Live export relief as new cattle density rules delayed

Cattle exporters have been granted an 11th-hour reprieve after being told yesterday tougher new rules that reduce stocking densities up to 15 per cent will not come into effect from today as originally planned.

The Department of Agriculture and Water Resources told cattle exporters yesterday the Australian Meat and Livestock Industry (Export of Livestock by Sea) Order 2019, had not been signed and so would not be in place as planned on June 1.

However, the department said it still planned to implement the proposed new requirements, a key recommendation of the Review of Australian Standards for the Export of Livestock completed this year, and would inform the industry of the new date shortly, providing 10 working days’ notice.

Reduced stocking densities, based on a number of factors including the length of the voyage and weight of cattle, reduce profitability, with cattle producers wearing the brunt.

Kimberley Pilbara Cattlemen’s Association chief executive Emma White said more careful consideration of the implications were welcome, as the reduced stocking densities had the potential to cause a big financial impact on cattle producers.

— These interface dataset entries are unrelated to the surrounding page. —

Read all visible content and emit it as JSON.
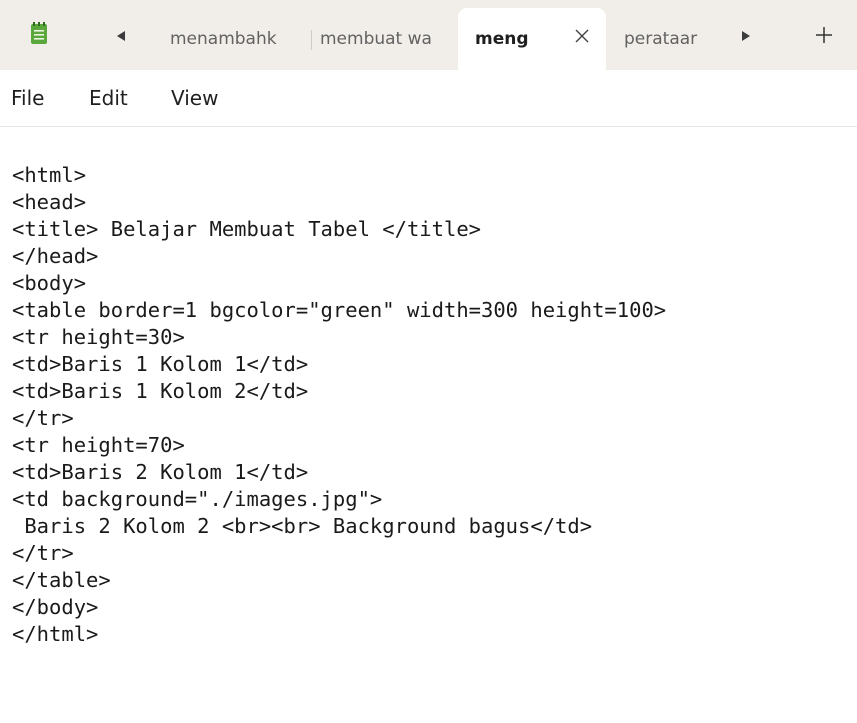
{
  "titlebar": {
    "app_icon": "notepad-icon",
    "scroll_left_icon": "caret-left-icon",
    "scroll_right_icon": "caret-right-icon",
    "new_tab_icon": "plus-icon",
    "tabs": [
      {
        "label": "menambahk",
        "active": false
      },
      {
        "label": "membuat wa",
        "active": false
      },
      {
        "label": "meng",
        "active": true,
        "close_icon": "close-icon"
      },
      {
        "label": "perataar",
        "active": false
      }
    ]
  },
  "menubar": {
    "file_label": "File",
    "edit_label": "Edit",
    "view_label": "View"
  },
  "editor": {
    "lines": [
      "<html>",
      "<head>",
      "<title> Belajar Membuat Tabel </title>",
      "</head>",
      "<body>",
      "<table border=1 bgcolor=\"green\" width=300 height=100>",
      "<tr height=30>",
      "<td>Baris 1 Kolom 1</td>",
      "<td>Baris 1 Kolom 2</td>",
      "</tr>",
      "<tr height=70>",
      "<td>Baris 2 Kolom 1</td>",
      "<td background=\"./images.jpg\">",
      " Baris 2 Kolom 2 <br><br> Background bagus</td>",
      "</tr>",
      "</table>",
      "</body>",
      "</html>"
    ]
  },
  "colors": {
    "tabbar_bg": "#f1ede8",
    "active_tab_bg": "#ffffff",
    "text": "#1a1a1a",
    "icon_accent": "#3a8f2e"
  }
}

She cited an example from the Australian Live Exporters Council, which said a ship normally carrying 5000 lighter cattle to Indonesia may need carry as few as 4300 head, increasing freight costs by $20 an animal, which would be passed on to cattle producers.

WA Livestock Exporters Association chairman John Cunnington said it was sensible to delay the signing of the order, given the department hadn’t yet assessed the “alternate stocking density” applications.

Alternate stocking density applications relate to voyages of less than 10 days for exporters that have a proved strong animal welfare record, and mean the reduction in cattle carried, relative to space, is not as severe.

However, they must be applied for by exporters, and the department still hadn’t come to a conclusion or assessed any applications, he said.

“I expect the secretary of DAWR has been waiting to discuss this with the new agriculture minister as it is quite a major change for the industry,” Mr Cunnington said.

Though welcome, the move had caused disruption.

For example, Halleen Australasian Livestock Traders, where Mr Cunnington works, has two shipments departing within the week, and had planned for fewer cattle under lower densities.

“We are now trying to source extra cattle to fill remaining space aboard the vessel, and I’m sure other exporters would be looking at the same thing,” he said.